On Sunday, Minaj wrote in a series of tweets that Spotify "took away [her] promotion" for "Queen" after she played the album prior to its release on her Apple Music radio show, "Queen Radio."
Spotify put drake’s face on every playlist but told me they’d have to teach me a lesson for playing my music 10 mins early on #QueenRadio. Even tho they’ve been giving away my music for free for years & I am one of the top Spotify artists of all time.— QUEEN (@NICKIMINAJ) August 19, 2018
Spotify had to teach me a lesson but rewarded the man who has had an Apple radio show the longest; inadvertently helping the Apple platform the most. Oh I can’t wait for #QueenRadio on Tuesday. They took away my promotion they had promised for the 1st cpl days b/c of this. #Queen— QUEEN (@NICKIMINAJ) August 19, 2018
My music went up on Apple so I played it. I assumed it was on Spotify & Tidal at the same time. Spotify said that Apple tweeted fans advising #Queen was up & therefore they had to teach me a lesson. But PRAISE BE TO GOD!!!!!!— QUEEN (@NICKIMINAJ) August 19, 2018
Minaj also blamed Scott and his girlfriend, Kylie Jenner, for promoting a tour bundle that she said sold over 50,000 copies of "Astroworld" without a requirement for fans to redeem the album.
I put my blood sweat & tears in writing a dope album only for Travis Scott to have Kylie Jenner post a tour pass telling ppl to come see her & Stormi. lol. Im actually laughing. #Queen broke the record of being number 1 in 86 countries. Thank Jesus & thank you to my fans.— QUEEN (@NICKIMINAJ) August 19, 2018
Travis sold over 50K of these. With no requirement of redeeming the album! With no dates for a tour, etc. I spoke to him. He knows he doesn’t have the #1 album this week.

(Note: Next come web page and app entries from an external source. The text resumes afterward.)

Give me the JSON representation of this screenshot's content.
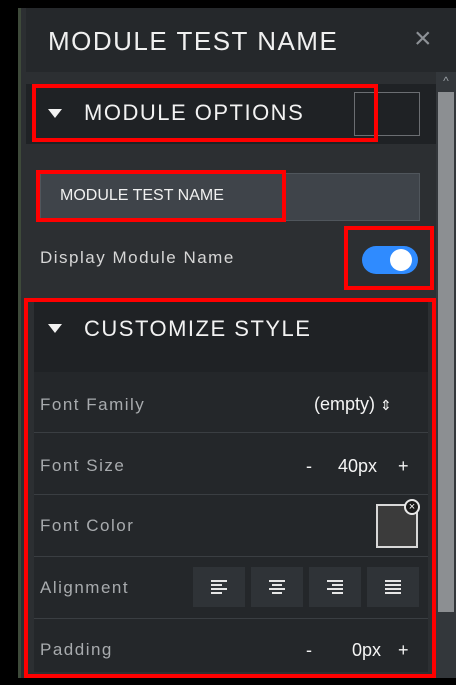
{
  "window": {
    "title": "MODULE TEST NAME",
    "close_glyph": "×"
  },
  "module_options": {
    "header": "MODULE OPTIONS",
    "name_value": "MODULE TEST NAME",
    "display_name_label": "Display Module Name",
    "display_name_enabled": true
  },
  "customize_style": {
    "header": "CUSTOMIZE STYLE",
    "font_family": {
      "label": "Font Family",
      "value": "(empty)"
    },
    "font_size": {
      "label": "Font Size",
      "minus": "-",
      "value": "40px",
      "plus": "+"
    },
    "font_color": {
      "label": "Font Color",
      "color": "#3b3b3b"
    },
    "alignment": {
      "label": "Alignment",
      "options": [
        "left",
        "center",
        "right",
        "justify"
      ],
      "icons": [
        "align-left-icon",
        "align-center-icon",
        "align-right-icon",
        "align-justify-icon"
      ]
    },
    "padding": {
      "label": "Padding",
      "minus": "-",
      "value": "0px",
      "plus": "+"
    }
  },
  "colors": {
    "toggle_on": "#2f8bff",
    "highlight": "#ff0000",
    "panel_bg": "#2c2f32"
  }
}
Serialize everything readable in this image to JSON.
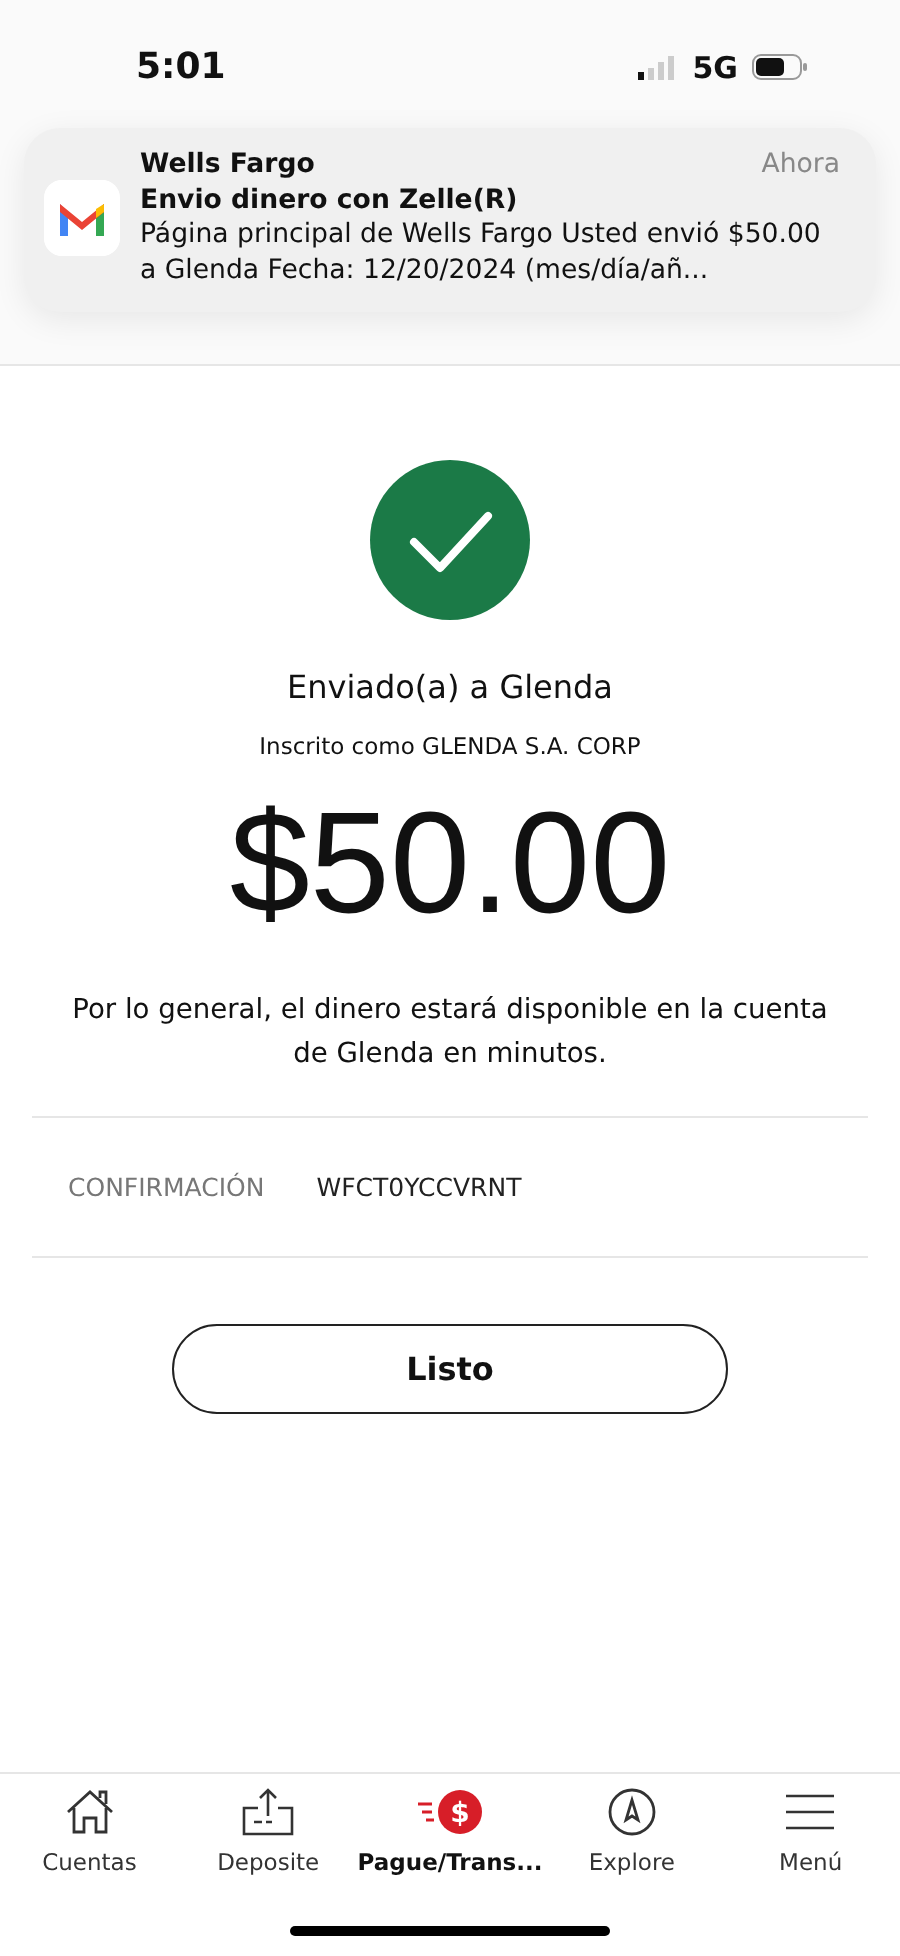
{
  "status_bar": {
    "time": "5:01",
    "network": "5G"
  },
  "notification": {
    "app": "Wells Fargo",
    "time": "Ahora",
    "title": "Envio dinero con Zelle(R)",
    "body": "Página principal de Wells Fargo Usted envió $50.00 a Glenda Fecha: 12/20/2024 (mes/día/añ..."
  },
  "confirmation": {
    "heading": "Enviado(a) a Glenda",
    "subheading": "Inscrito como GLENDA S.A. CORP",
    "amount": "$50.00",
    "message": "Por lo general, el dinero estará disponible en la cuenta de Glenda en minutos.",
    "label": "CONFIRMACIÓN",
    "code": "WFCT0YCCVRNT",
    "button": "Listo"
  },
  "tab_bar": [
    {
      "kind": "home",
      "label": "Cuentas",
      "selected": false
    },
    {
      "kind": "deposit",
      "label": "Deposite",
      "selected": false
    },
    {
      "kind": "pay",
      "icon_text": "$",
      "label": "Pague/Trans...",
      "selected": true
    },
    {
      "kind": "compass",
      "label": "Explore",
      "selected": false
    },
    {
      "kind": "menu",
      "label": "Menú",
      "selected": false
    }
  ]
}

I love my fans for the #1 album in AMERICA! I’ll explain on #QueenRadio 4 albums in, #1 in 86 countries ♥️ pic.twitter.com/CiYEuczgm3— QUEEN (@NICKIMINAJ) August 19, 2018
Scott and Jenner have not yet responded to Minaj's tweets.
SEE ALSO: The 50 best-selling albums of all time
The US Marine Corps Installations Pacific Command's Japanese language twitter account posted a video last week of Marines dancing to Da Pump's "USA," which has since gone viral.
The video shows several Marines replicating the dance moves to the chorus of the Japanese pop band's "USA," jumping on one foot and kicking out the other.
As of early Monday afternoon, the video has been watched 6.57 million times and has been retweeted nearly 148,000 times.
“We expected this video to be popular,” Marine Corps social media manager Ike Hirayasuon told Stars and Stripes, but "we’re overwhelmed with just how successful it’s been."
The video was filmed over a few days at several installations on Okinawa, Stripes reported.
“Our hope is that this video allows viewers to see a different side of the U.S. Marines living on Okinawa,” a Marine Corps spokesperson told The Japan Times, adding that it shows “the positive impact the people and culture of Japan have on Marines stationed in Okinawa” and that Marines have embraced Japan's culture.
Over the last few years, there have been at least a few high profile incidents in which US Marines have committed crimes that has raised tensions with locals.
In late January, a Marine was arrested after punching an Okinawa hotel employee. In 2017, a Marine was arrested in connection with a fatal car crash, in which alcohol was apparently involved, that killed an Okinawa resident.
Watch the original Da Pump video below: